Robert Indiana (September 13, 1928 – May 19, 2018) is an American artist associated with the Pop Art movement and its last living legend with the same degree of importance and influence as Andy Warhol and Roy Lichtenstein.
Indiana was born Robert Clark in New Castle, Indiana on September 13, 1928. One of the pre-eminent figures of American art, since the 1960’s, Robert Indiana has been a pioneer of assemblage art, hard-edge abstraction and pop art.
Over the past five decades, Robert Indiana’s work has explored the power of abstraction and language, American identity and personal history. As a self-proclaimed “American painter of signs,” Indiana gained international renown in the early 1960’s for employing the vernacular form of American road and shop signs, combining it with a sophisticated formal and conceptual approach that turned this familiar vocabulary into something entirely new.
His distinctive rendering of LOVE, in paintings, sculptures and prints, has become an icon of 20th-century art.
An American Pop Art Legend
Indiana’s artwork has been featured in numerous solo and group exhibitions around the world, and his work is included in the permanent collection of many important museums, such as the Museum of Modern Art and the Whitney Museum of American Art in New York, the Hirshhorn Museum and Sculpture Garden and the Smithsonian Museum of American Art in Washington, D.C., the San Francisco Museum of Modern Art, the Menil Collection in Houston, Texas, the Museum Ludwig in Cologne, Germany, Stedelijk van Abbemuseum in Eindhoven, Netherlands, the Museum Ludwig in Vienna, Austria, the Shanghai Art Museum in China, and the Israel Museum, Jerusalem.
He has also been included in numerous international publications, including a number of monographs dedicated to his work.
Indiana moved to New York City in 1954 and joined the pop art movement, using distinctive imagery drawing on commercial art approaches blended with existentialism, that gradually moved toward what Indiana calls “sculptural poems”. Indiana’s work often consists of bold, simple, iconic images, especially numbers and short words like “EAT”, “HUG”, and “LOVE”.
After the September 11, 2001 attacks, Indiana produced a series of Peace Paintings, which were exhibited in New York in 2004. Despite his early success at the center of the art world, Indiana retreated to rural obscurity in later life. Indiana has lived as a resident in the island town of Vinalhaven, Maine since 1978.
The UBIQUITOUS “LOVE” WITH THE TILTED ‘O’
LOVE stamp Indiana’s best known image is the word “LOVE” in a square with a tilted “O”. This image, first created for a Christmas card for the Museum of Modern Art in 1964, was included on an 8 cent United States Postal Service postage stamp in 1973, the first of their regular series of “love stamps.” Sculpture versions are on display at: Sixth Avenue in New York City; the Pratt Institute campus in Brooklyn, NY; the Indianapolis Museum of Art; Scottsdale’s Civic Center, in so called “LOVE Park” in Philadelphia, the New Orleans Museum of Art’s sculpture garden, on the University of Pennsylvania campus, at the Museum of Modern Art at Brigham Young University, on the campus of Ursinus College in Collegeville, Pennsylvania, and outside the Taipei 101 tower in Taiwan.

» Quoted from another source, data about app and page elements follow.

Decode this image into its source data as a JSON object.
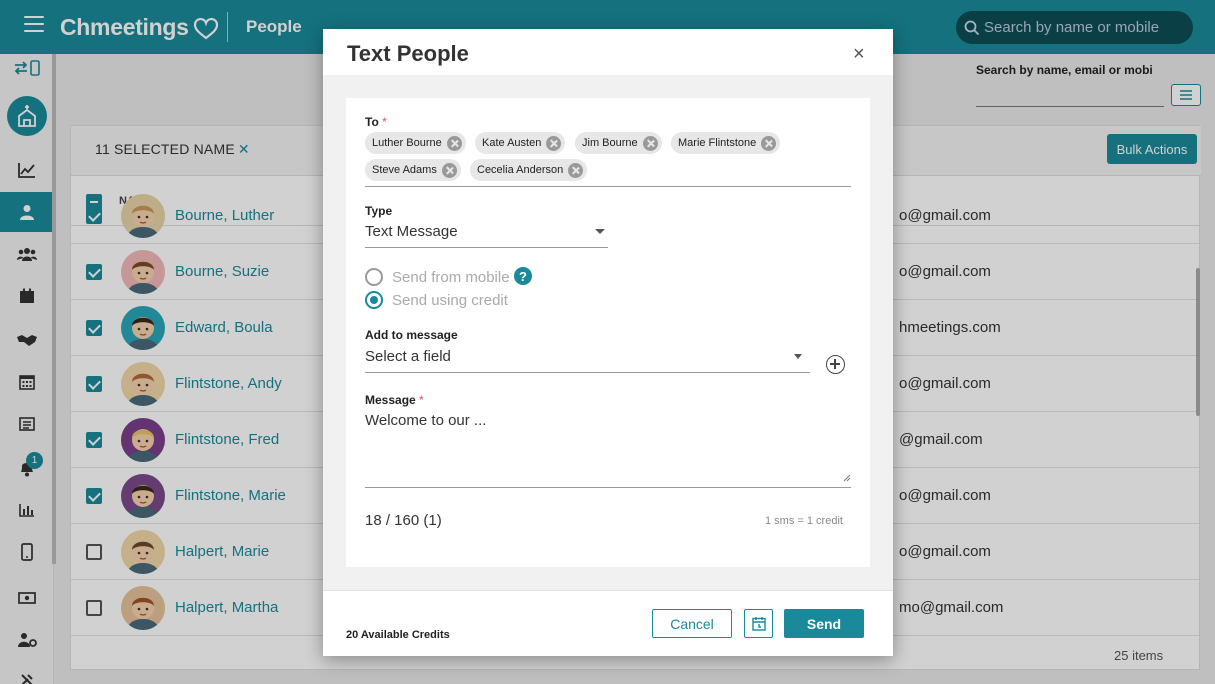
{
  "app": {
    "logo": "Chmeetings",
    "page_title": "People"
  },
  "search": {
    "placeholder": "Search by name or mobile"
  },
  "filter": {
    "label": "Search by name, email or mobi"
  },
  "list": {
    "selected_text": "11 SELECTED NAME",
    "bulk_actions": "Bulk Actions",
    "column_name": "NAME",
    "items_count": "25 items",
    "rows": [
      {
        "name": "Bourne, Luther",
        "email": "o@gmail.com",
        "checked": true
      },
      {
        "name": "Bourne, Suzie",
        "email": "o@gmail.com",
        "checked": true
      },
      {
        "name": "Edward, Boula",
        "email": "hmeetings.com",
        "checked": true
      },
      {
        "name": "Flintstone, Andy",
        "email": "o@gmail.com",
        "checked": true
      },
      {
        "name": "Flintstone, Fred",
        "email": "@gmail.com",
        "checked": true
      },
      {
        "name": "Flintstone, Marie",
        "email": "o@gmail.com",
        "checked": true
      },
      {
        "name": "Halpert, Marie",
        "email": "o@gmail.com",
        "checked": false
      },
      {
        "name": "Halpert, Martha",
        "email": "mo@gmail.com",
        "checked": false
      }
    ]
  },
  "sidebar": {
    "notification_badge": "1"
  },
  "modal": {
    "title": "Text People",
    "close": "×",
    "to_label": "To",
    "required_mark": "*",
    "recipients": [
      "Luther Bourne",
      "Kate Austen",
      "Jim Bourne",
      "Marie Flintstone",
      "Steve Adams",
      "Cecelia Anderson"
    ],
    "type_label": "Type",
    "type_value": "Text Message",
    "send_from_mobile": "Send from mobile",
    "send_using_credit": "Send using credit",
    "help": "?",
    "add_label": "Add to message",
    "add_placeholder": "Select a field",
    "message_label": "Message",
    "message_value": "Welcome to our ...",
    "counter": "18 / 160 (1)",
    "credit_note": "1 sms = 1 credit",
    "available_credits": "20 Available Credits",
    "cancel": "Cancel",
    "send": "Send"
  },
  "colors": {
    "accent": "#1a8a9a",
    "dark_search": "#0d4d56"
  }
}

There is also a “Love” Sculpture at the Red Rock Resort Spa and Casino in Las Vegas in the pool area. There is also in Shinjuku Tokyo JAPAN, as well as on the world-famous Orchard Road, Singapore. Copyright status The image has been reproduced in countless times in varying forms, including sculptures, posters, and 3-D desk ornaments. It has been translated into Hebrew, Chinese, and Spanish.

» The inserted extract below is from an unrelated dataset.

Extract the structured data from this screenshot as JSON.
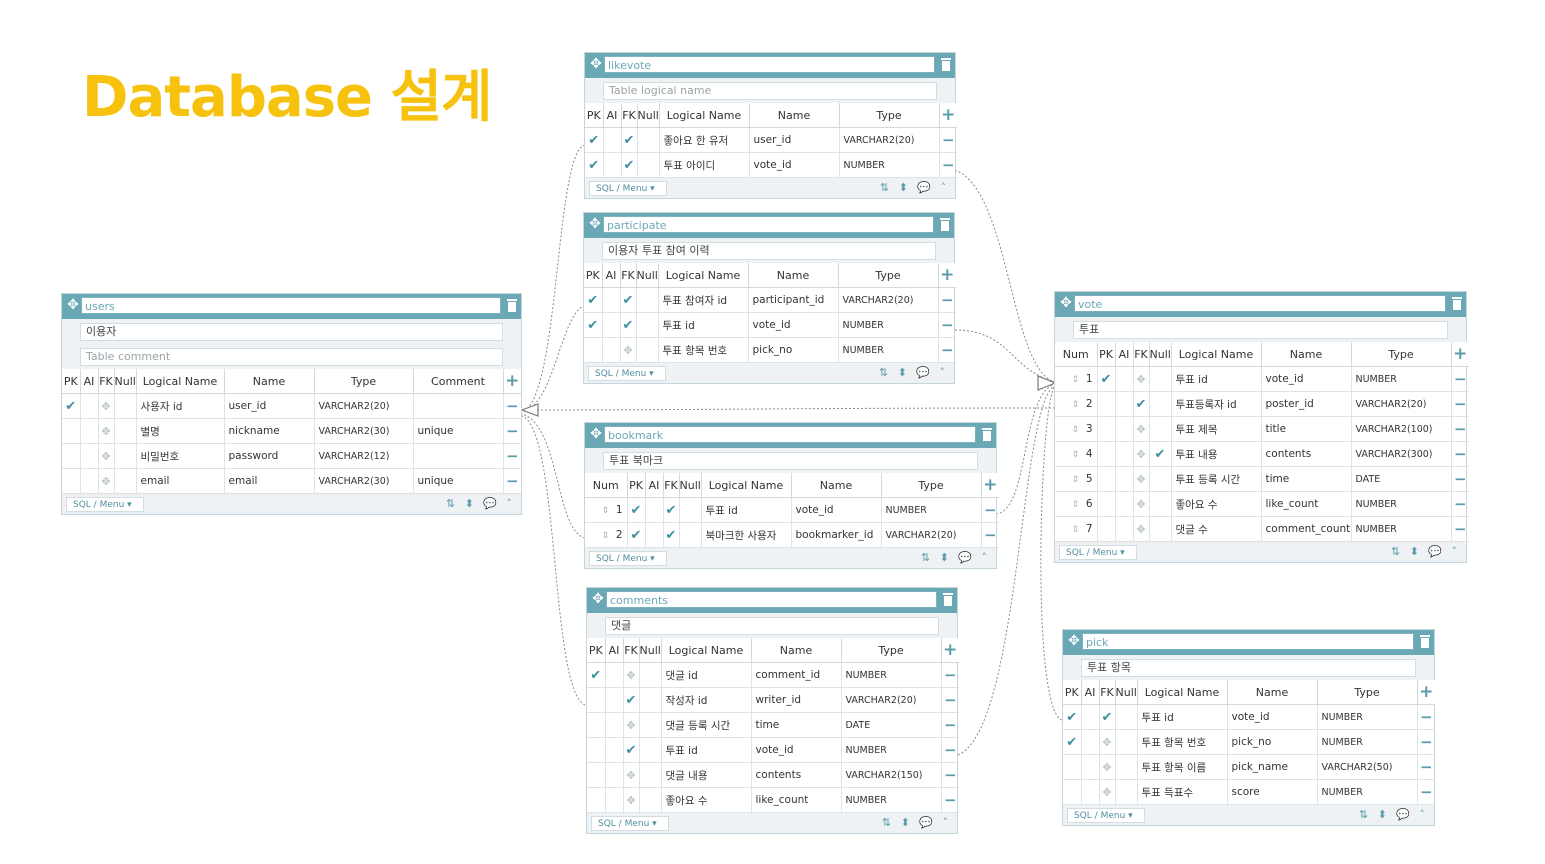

It strongly influenced the original cover of Love Story, the Erich Segal novel. It was parodied on the Rage Against the Machine album cover for Renegades, as well as the cover for Oasis’ single Little by Little from the 2002 album Heathen Chemistry. Recently it has been parodied by London artist D*Face with his “HATE”, the “A” tilted similarly.
The LOVE emblem has been adopted by skateboarders, frequently used in skateboard magazines and videos. After skateboarding was banned in Philadelphia’s LOVE Park, the emblem was used by organizations opposing the ban.
2013: A Year of Robert Indiana rediscovery and retrospective exhibitions